By John F. Arnold, MD, MBA
The goal of any breast screening program is to find cancer early and reduce false positives.
The American College of Radiology Commission on Breast Imaging has performed a thorough review of the evidence that annual mammography screening starting at age 40 for women of average risk can decrease breast cancer mortality by about 40%. Benefits of screening also include tumors being found earlier and the ability to discover high-risk lesions earlier.
Supported by Research
Over 70% of cancers occur in dense breasts. Mammography has limitations in imaging dense breasts. The ASTOUND study is defined as adjunct screening with tomosynthesis or ultrasound in women with mammography-negative dense breasts. This was a multicenter screening trial of tomosynthesis and adjunct ultrasound screening in women with dense breasts. Adjunct ultrasounds led to significantly higher incremental breast cancer detection, the rate per 1,000 screening mammograms was 7.1/1,000 screening exams for ultrasound and 4.0/1,000 screening exams for tomosynthesis.
Three studies—European Asymptomatic Screening Study, SOMO•INSIGHT Clinical Study, and performance studies by Shane, et al.—included adding 3-D automated whole breast ultrasound to screening mammography to improve the performance of mammographic interpretation. Adding 3-D automated whole breast ultrasound has shown a significant increase in invasive cancer detection with a nominal insignificant decrease in specificity. Eighty-five percent of cancers found with screening ultrasound are node negative invasive cancer.
OPI is Leading The Way
OutPatient Imaging is introducing 3-D automated whole breast ultrasound at its Atlanta location. Even better, OutPatient Imaging will be performing an automated 3-D screening breast ultrasound as an adjunct to all screening mammograms with no additional cost to the patient during the introductory phase. Ultrasound is fully automated and takes approximately 30 seconds per breast. The exam requires no external compression other than the patient’s own body weight. The 3-D images generated from the ultrasound will be interpreted by the radiologist as an adjunct to the patient’s screening mammogram. Three-D automated breast ultrasound does not utilize ionizing radiation as tomosynthesis uses, therefore it can reduce the radiation exposure to the patient.
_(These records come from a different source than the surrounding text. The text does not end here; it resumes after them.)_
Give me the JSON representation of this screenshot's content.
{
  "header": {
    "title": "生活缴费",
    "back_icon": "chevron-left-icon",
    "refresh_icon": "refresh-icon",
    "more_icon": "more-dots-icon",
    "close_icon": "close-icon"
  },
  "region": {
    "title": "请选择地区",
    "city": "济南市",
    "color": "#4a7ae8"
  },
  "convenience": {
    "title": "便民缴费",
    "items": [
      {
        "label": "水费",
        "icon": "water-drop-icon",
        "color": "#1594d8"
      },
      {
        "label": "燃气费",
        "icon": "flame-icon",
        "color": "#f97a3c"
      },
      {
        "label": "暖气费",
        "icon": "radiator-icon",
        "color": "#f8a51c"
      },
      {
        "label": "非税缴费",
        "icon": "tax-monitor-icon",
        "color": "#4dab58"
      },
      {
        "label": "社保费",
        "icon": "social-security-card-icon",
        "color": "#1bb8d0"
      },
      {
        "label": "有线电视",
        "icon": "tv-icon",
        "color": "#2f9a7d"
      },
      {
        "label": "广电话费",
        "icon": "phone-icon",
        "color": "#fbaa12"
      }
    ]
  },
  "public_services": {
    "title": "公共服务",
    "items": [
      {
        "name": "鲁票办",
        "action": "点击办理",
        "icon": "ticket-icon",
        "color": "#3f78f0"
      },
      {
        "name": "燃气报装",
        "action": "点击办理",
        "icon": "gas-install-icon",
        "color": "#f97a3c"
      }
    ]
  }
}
OutPatient Imaging is proud of its commitment to women’s health and will continue to offer patients a choice for all of their imaging needs.